Input data -
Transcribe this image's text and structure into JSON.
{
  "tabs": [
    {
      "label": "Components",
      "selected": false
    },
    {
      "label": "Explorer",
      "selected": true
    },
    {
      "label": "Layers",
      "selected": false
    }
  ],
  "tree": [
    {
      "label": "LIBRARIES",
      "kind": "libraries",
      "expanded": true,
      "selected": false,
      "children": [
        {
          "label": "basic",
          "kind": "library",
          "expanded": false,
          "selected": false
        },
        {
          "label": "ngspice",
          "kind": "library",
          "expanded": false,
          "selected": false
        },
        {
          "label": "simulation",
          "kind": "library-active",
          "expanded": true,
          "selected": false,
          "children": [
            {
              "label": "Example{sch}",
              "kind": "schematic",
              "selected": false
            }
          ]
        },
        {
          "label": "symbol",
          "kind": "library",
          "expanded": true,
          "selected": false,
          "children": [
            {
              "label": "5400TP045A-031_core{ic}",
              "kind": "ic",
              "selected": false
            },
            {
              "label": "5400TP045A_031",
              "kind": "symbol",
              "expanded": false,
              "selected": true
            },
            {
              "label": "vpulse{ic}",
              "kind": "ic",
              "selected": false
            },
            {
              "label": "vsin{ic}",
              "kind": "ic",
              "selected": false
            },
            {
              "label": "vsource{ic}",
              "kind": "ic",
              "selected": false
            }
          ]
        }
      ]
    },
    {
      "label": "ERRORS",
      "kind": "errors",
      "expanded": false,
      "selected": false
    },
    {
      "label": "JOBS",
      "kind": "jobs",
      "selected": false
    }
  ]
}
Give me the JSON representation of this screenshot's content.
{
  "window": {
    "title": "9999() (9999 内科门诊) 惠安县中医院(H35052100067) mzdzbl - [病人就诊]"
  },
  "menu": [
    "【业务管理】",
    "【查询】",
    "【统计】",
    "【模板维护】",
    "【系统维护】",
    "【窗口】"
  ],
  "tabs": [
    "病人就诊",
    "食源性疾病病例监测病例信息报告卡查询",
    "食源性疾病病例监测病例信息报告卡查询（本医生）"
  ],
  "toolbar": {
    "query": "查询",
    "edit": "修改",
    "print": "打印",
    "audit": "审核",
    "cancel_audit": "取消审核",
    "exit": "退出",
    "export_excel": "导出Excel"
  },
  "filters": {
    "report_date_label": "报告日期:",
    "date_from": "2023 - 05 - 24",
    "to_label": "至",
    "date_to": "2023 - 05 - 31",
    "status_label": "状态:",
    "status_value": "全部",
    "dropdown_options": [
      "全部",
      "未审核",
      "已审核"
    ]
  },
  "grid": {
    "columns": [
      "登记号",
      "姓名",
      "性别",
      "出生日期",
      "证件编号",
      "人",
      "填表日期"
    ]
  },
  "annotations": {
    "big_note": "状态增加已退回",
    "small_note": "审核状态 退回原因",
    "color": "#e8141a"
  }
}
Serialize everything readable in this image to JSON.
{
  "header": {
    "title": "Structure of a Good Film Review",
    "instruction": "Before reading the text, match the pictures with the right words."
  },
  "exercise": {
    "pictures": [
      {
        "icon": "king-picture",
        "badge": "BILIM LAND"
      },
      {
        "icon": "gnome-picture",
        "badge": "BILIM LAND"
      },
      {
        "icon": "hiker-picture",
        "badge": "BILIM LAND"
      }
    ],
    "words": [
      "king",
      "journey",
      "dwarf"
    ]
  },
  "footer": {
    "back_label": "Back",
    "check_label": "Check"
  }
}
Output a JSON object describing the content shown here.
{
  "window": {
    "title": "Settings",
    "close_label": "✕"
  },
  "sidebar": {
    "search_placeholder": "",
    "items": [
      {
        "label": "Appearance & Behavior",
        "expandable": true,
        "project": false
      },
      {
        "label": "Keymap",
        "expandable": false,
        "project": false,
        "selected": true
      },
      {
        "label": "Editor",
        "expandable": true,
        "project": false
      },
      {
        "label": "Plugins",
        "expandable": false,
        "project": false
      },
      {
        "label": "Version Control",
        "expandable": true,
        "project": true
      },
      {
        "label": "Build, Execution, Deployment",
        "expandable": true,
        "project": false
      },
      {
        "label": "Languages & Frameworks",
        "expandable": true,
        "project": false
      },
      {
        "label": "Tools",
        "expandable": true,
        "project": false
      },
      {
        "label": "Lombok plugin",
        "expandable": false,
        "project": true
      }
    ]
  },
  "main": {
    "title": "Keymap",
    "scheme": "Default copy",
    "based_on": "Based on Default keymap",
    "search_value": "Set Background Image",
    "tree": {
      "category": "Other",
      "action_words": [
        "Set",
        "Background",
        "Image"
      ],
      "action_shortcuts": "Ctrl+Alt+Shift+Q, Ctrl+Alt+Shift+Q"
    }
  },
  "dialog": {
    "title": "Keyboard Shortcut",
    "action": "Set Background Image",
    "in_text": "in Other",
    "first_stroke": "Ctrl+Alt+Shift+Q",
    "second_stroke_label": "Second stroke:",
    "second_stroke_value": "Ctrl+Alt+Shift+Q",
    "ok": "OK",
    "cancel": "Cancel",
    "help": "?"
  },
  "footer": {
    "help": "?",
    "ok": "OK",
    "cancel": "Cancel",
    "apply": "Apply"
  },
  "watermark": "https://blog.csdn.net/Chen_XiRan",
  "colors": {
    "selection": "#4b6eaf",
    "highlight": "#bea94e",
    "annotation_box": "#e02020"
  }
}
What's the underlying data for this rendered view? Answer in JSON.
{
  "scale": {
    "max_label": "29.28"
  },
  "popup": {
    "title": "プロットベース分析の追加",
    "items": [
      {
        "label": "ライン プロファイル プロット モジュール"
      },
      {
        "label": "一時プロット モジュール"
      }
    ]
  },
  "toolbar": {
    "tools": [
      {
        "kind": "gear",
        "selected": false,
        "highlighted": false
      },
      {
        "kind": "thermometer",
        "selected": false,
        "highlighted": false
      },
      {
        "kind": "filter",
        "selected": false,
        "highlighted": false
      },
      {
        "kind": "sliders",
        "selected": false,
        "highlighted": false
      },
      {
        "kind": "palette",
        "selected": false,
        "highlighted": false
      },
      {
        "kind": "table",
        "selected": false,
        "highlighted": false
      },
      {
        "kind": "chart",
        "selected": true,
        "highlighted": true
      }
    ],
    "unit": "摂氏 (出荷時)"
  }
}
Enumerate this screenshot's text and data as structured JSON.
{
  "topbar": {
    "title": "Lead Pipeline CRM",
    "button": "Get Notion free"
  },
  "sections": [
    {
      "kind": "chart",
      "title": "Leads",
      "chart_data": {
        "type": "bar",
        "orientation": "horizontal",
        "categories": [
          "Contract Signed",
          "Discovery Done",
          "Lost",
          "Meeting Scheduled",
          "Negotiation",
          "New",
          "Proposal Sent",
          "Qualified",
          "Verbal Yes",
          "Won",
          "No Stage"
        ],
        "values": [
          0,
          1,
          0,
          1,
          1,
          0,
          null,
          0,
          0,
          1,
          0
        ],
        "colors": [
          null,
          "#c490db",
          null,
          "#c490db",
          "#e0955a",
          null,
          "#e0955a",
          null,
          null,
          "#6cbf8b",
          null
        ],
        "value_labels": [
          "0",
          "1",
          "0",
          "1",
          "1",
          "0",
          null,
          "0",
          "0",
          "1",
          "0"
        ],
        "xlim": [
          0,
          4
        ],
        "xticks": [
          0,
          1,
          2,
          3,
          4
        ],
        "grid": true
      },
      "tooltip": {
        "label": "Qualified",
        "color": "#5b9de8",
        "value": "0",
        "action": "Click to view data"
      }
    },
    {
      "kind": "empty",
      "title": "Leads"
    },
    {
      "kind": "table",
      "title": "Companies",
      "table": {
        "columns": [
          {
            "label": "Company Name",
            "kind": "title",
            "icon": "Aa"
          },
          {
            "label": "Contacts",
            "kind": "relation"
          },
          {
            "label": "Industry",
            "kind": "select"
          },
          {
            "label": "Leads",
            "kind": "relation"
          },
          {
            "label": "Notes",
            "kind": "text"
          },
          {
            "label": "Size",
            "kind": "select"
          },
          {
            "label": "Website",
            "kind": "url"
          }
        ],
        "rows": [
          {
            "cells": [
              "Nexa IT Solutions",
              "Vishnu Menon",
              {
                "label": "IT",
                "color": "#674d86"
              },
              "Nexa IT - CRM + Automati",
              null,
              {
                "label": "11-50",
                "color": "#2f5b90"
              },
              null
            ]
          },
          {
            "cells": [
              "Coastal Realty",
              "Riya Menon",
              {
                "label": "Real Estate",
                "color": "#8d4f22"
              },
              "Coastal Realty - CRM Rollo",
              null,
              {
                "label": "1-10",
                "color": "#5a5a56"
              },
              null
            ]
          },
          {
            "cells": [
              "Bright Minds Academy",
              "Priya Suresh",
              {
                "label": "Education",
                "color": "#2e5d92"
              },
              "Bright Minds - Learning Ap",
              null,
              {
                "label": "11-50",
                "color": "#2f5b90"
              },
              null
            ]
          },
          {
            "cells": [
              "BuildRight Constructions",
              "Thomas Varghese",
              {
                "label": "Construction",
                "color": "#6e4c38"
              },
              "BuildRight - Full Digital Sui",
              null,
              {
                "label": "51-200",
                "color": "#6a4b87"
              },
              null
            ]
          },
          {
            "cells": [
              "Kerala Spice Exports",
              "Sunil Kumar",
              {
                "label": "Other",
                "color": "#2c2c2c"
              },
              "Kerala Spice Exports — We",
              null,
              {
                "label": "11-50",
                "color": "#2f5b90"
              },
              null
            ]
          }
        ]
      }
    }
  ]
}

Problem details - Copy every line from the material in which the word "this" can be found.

Written reply -
Transcribe this image's text and structure into JSON.
Give me the JSON representation of this screenshot's content.
Serialize everything readable in this image to JSON.
What's the underlying data for this rendered view? Answer in JSON.
Enumerate this screenshot's text and data as structured JSON.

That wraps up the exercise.